━━ Supplied records ━━

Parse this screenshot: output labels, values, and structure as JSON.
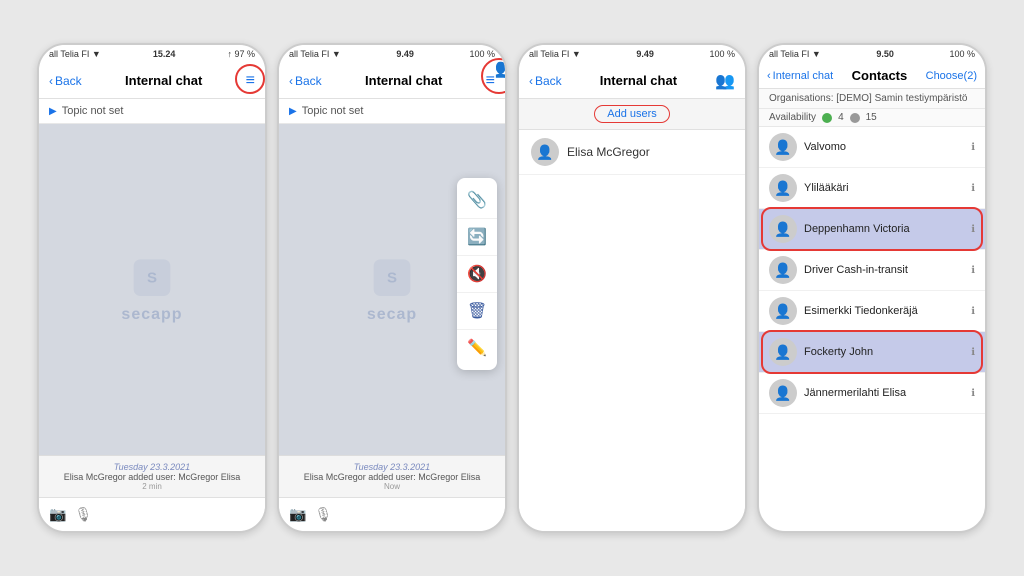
{
  "screens": [
    {
      "id": "screen1",
      "status": {
        "left": "all Telia FI ▼",
        "center": "15.24",
        "right": "↑ 97 %"
      },
      "nav": {
        "back": "Back",
        "title": "Internal chat",
        "icon": "≡"
      },
      "topic": "Topic not set",
      "footer": {
        "date": "Tuesday 23.3.2021",
        "message": "Elisa McGregor added user:\nMcGregor Elisa",
        "time": "2 min"
      },
      "highlight": {
        "type": "icon",
        "label": "hamburger menu circled"
      }
    },
    {
      "id": "screen2",
      "status": {
        "left": "all Telia FI ▼",
        "center": "9.49",
        "right": "100 %"
      },
      "nav": {
        "back": "Back",
        "title": "Internal chat",
        "icon": "≡"
      },
      "topic": "Topic not set",
      "dropdown": [
        {
          "icon": "📎"
        },
        {
          "icon": "🔄"
        },
        {
          "icon": "🔇"
        },
        {
          "icon": "🗑"
        },
        {
          "icon": "✏️"
        }
      ],
      "footer": {
        "date": "Tuesday 23.3.2021",
        "message": "Elisa McGregor added user:\nMcGregor Elisa",
        "time": "Now"
      },
      "highlight": {
        "type": "group-icon",
        "label": "add users circled"
      }
    },
    {
      "id": "screen3",
      "status": {
        "left": "all Telia FI ▼",
        "center": "9.49",
        "right": "100 %"
      },
      "nav": {
        "back": "Back",
        "title": "Internal chat",
        "icon": "👥"
      },
      "add_users_label": "Add users",
      "users": [
        {
          "name": "Elisa McGregor"
        }
      ]
    },
    {
      "id": "screen4",
      "status": {
        "left": "all Telia FI ▼",
        "center": "9.50",
        "right": "100 %"
      },
      "nav": {
        "back": "Internal chat",
        "title": "Contacts",
        "choose": "Choose(2)"
      },
      "organisation": "[DEMO] Samin testiympäristö",
      "availability": {
        "green": 4,
        "grey": 15
      },
      "contacts": [
        {
          "name": "Valvomo",
          "selected": false
        },
        {
          "name": "Ylilääkäri",
          "selected": false
        },
        {
          "name": "Deppenhamn Victoria",
          "selected": true
        },
        {
          "name": "Driver Cash-in-transit",
          "selected": false
        },
        {
          "name": "Esimerkki Tiedonkeräjä",
          "selected": false
        },
        {
          "name": "Fockerty John",
          "selected": true
        },
        {
          "name": "Jännermerilahti Elisa",
          "selected": false
        }
      ]
    }
  ]
}
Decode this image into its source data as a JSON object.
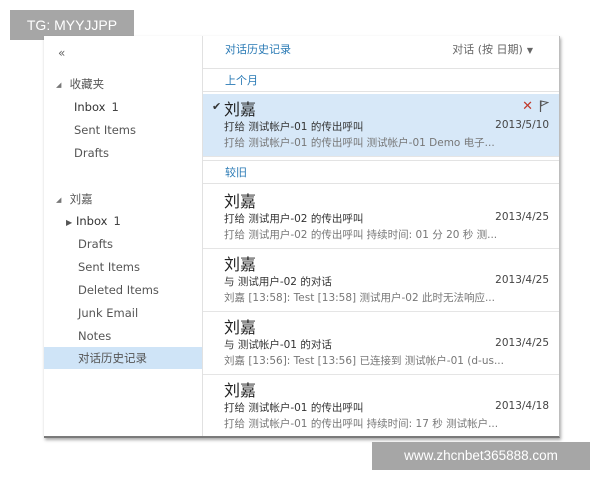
{
  "watermarks": {
    "top_left": "TG: MYYJJPP",
    "bottom_right": "www.zhcnbet365888.com"
  },
  "sidebar": {
    "collapse_glyph": "«",
    "favorites": {
      "header": "收藏夹",
      "items": [
        {
          "label": "Inbox",
          "count": "1"
        },
        {
          "label": "Sent Items"
        },
        {
          "label": "Drafts"
        }
      ]
    },
    "account": {
      "header": "刘嘉",
      "items": [
        {
          "label": "Inbox",
          "count": "1"
        },
        {
          "label": "Drafts"
        },
        {
          "label": "Sent Items"
        },
        {
          "label": "Deleted Items"
        },
        {
          "label": "Junk Email"
        },
        {
          "label": "Notes"
        },
        {
          "label": "对话历史记录"
        }
      ]
    }
  },
  "main": {
    "title": "对话历史记录",
    "sort_label": "对话 (按 日期)",
    "sections": [
      {
        "label": "上个月"
      },
      {
        "label": "较旧"
      }
    ],
    "conversations": [
      {
        "sender": "刘嘉",
        "subject": "打给 测试帐户-01 的传出呼叫",
        "date": "2013/5/10",
        "preview": "打给 测试帐户-01 的传出呼叫 测试帐户-01 Demo 电子..."
      },
      {
        "sender": "刘嘉",
        "subject": "打给 测试用户-02 的传出呼叫",
        "date": "2013/4/25",
        "preview": "打给 测试用户-02 的传出呼叫 持续时间: 01 分 20 秒 测..."
      },
      {
        "sender": "刘嘉",
        "subject": "与 测试用户-02 的对话",
        "date": "2013/4/25",
        "preview": "刘嘉 [13:58]: Test [13:58] 测试用户-02 此时无法响应..."
      },
      {
        "sender": "刘嘉",
        "subject": "与 测试帐户-01 的对话",
        "date": "2013/4/25",
        "preview": "刘嘉 [13:56]: Test [13:56] 已连接到 测试帐户-01 (d-us..."
      },
      {
        "sender": "刘嘉",
        "subject": "打给 测试帐户-01 的传出呼叫",
        "date": "2013/4/18",
        "preview": "打给 测试帐户-01 的传出呼叫 持续时间: 17 秒 测试帐户..."
      }
    ]
  },
  "colors": {
    "accent": "#2a7ab5",
    "selected_bg": "#d7e8f8",
    "delete": "#c0392b"
  }
}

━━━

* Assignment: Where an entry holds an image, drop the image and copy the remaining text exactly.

* Written response:
Parse this screenshot: output labels, values, and structure as JSON.
{
  "screens": [
    {
      "id": "screen1",
      "status": {
        "left": "all Telia FI ▼",
        "center": "15.24",
        "right": "↑ 97 %"
      },
      "nav": {
        "back": "Back",
        "title": "Internal chat",
        "icon": "≡"
      },
      "topic": "Topic not set",
      "footer": {
        "date": "Tuesday 23.3.2021",
        "message": "Elisa McGregor added user:\nMcGregor Elisa",
        "time": "2 min"
      },
      "highlight": {
        "type": "icon",
        "label": "hamburger menu circled"
      }
    },
    {
      "id": "screen2",
      "status": {
        "left": "all Telia FI ▼",
        "center": "9.49",
        "right": "100 %"
      },
      "nav": {
        "back": "Back",
        "title": "Internal chat",
        "icon": "≡"
      },
      "topic": "Topic not set",
      "dropdown": [
        {
          "icon": "📎"
        },
        {
          "icon": "🔄"
        },
        {
          "icon": "🔇"
        },
        {
          "icon": "🗑"
        },
        {
          "icon": "✏️"
        }
      ],
      "footer": {
        "date": "Tuesday 23.3.2021",
        "message": "Elisa McGregor added user:\nMcGregor Elisa",
        "time": "Now"
      },
      "highlight": {
        "type": "group-icon",
        "label": "add users circled"
      }
    },
    {
      "id": "screen3",
      "status": {
        "left": "all Telia FI ▼",
        "center": "9.49",
        "right": "100 %"
      },
      "nav": {
        "back": "Back",
        "title": "Internal chat",
        "icon": "👥"
      },
      "add_users_label": "Add users",
      "users": [
        {
          "name": "Elisa McGregor"
        }
      ]
    },
    {
      "id": "screen4",
      "status": {
        "left": "all Telia FI ▼",
        "center": "9.50",
        "right": "100 %"
      },
      "nav": {
        "back": "Internal chat",
        "title": "Contacts",
        "choose": "Choose(2)"
      },
      "organisation": "[DEMO] Samin testiympäristö",
      "availability": {
        "green": 4,
        "grey": 15
      },
      "contacts": [
        {
          "name": "Valvomo",
          "selected": false
        },
        {
          "name": "Ylilääkäri",
          "selected": false
        },
        {
          "name": "Deppenhamn Victoria",
          "selected": true
        },
        {
          "name": "Driver Cash-in-transit",
          "selected": false
        },
        {
          "name": "Esimerkki Tiedonkeräjä",
          "selected": false
        },
        {
          "name": "Fockerty John",
          "selected": true
        },
        {
          "name": "Jännermerilahti Elisa",
          "selected": false
        }
      ]
    }
  ]
}
Decode this image into its source data as a JSON object.
{
  "watermarks": {
    "top_left": "TG: MYYJJPP",
    "bottom_right": "www.zhcnbet365888.com"
  },
  "sidebar": {
    "collapse_glyph": "«",
    "favorites": {
      "header": "收藏夹",
      "items": [
        {
          "label": "Inbox",
          "count": "1"
        },
        {
          "label": "Sent Items"
        },
        {
          "label": "Drafts"
        }
      ]
    },
    "account": {
      "header": "刘嘉",
      "items": [
        {
          "label": "Inbox",
          "count": "1"
        },
        {
          "label": "Drafts"
        },
        {
          "label": "Sent Items"
        },
        {
          "label": "Deleted Items"
        },
        {
          "label": "Junk Email"
        },
        {
          "label": "Notes"
        },
        {
          "label": "对话历史记录"
        }
      ]
    }
  },
  "main": {
    "title": "对话历史记录",
    "sort_label": "对话 (按 日期)",
    "sections": [
      {
        "label": "上个月"
      },
      {
        "label": "较旧"
      }
    ],
    "conversations": [
      {
        "sender": "刘嘉",
        "subject": "打给 测试帐户-01 的传出呼叫",
        "date": "2013/5/10",
        "preview": "打给 测试帐户-01 的传出呼叫 测试帐户-01 Demo 电子..."
      },
      {
        "sender": "刘嘉",
        "subject": "打给 测试用户-02 的传出呼叫",
        "date": "2013/4/25",
        "preview": "打给 测试用户-02 的传出呼叫 持续时间: 01 分 20 秒 测..."
      },
      {
        "sender": "刘嘉",
        "subject": "与 测试用户-02 的对话",
        "date": "2013/4/25",
        "preview": "刘嘉 [13:58]: Test [13:58] 测试用户-02 此时无法响应..."
      },
      {
        "sender": "刘嘉",
        "subject": "与 测试帐户-01 的对话",
        "date": "2013/4/25",
        "preview": "刘嘉 [13:56]: Test [13:56] 已连接到 测试帐户-01 (d-us..."
      },
      {
        "sender": "刘嘉",
        "subject": "打给 测试帐户-01 的传出呼叫",
        "date": "2013/4/18",
        "preview": "打给 测试帐户-01 的传出呼叫 持续时间: 17 秒 测试帐户..."
      }
    ]
  },
  "colors": {
    "accent": "#2a7ab5",
    "selected_bg": "#d7e8f8",
    "delete": "#c0392b"
  }
}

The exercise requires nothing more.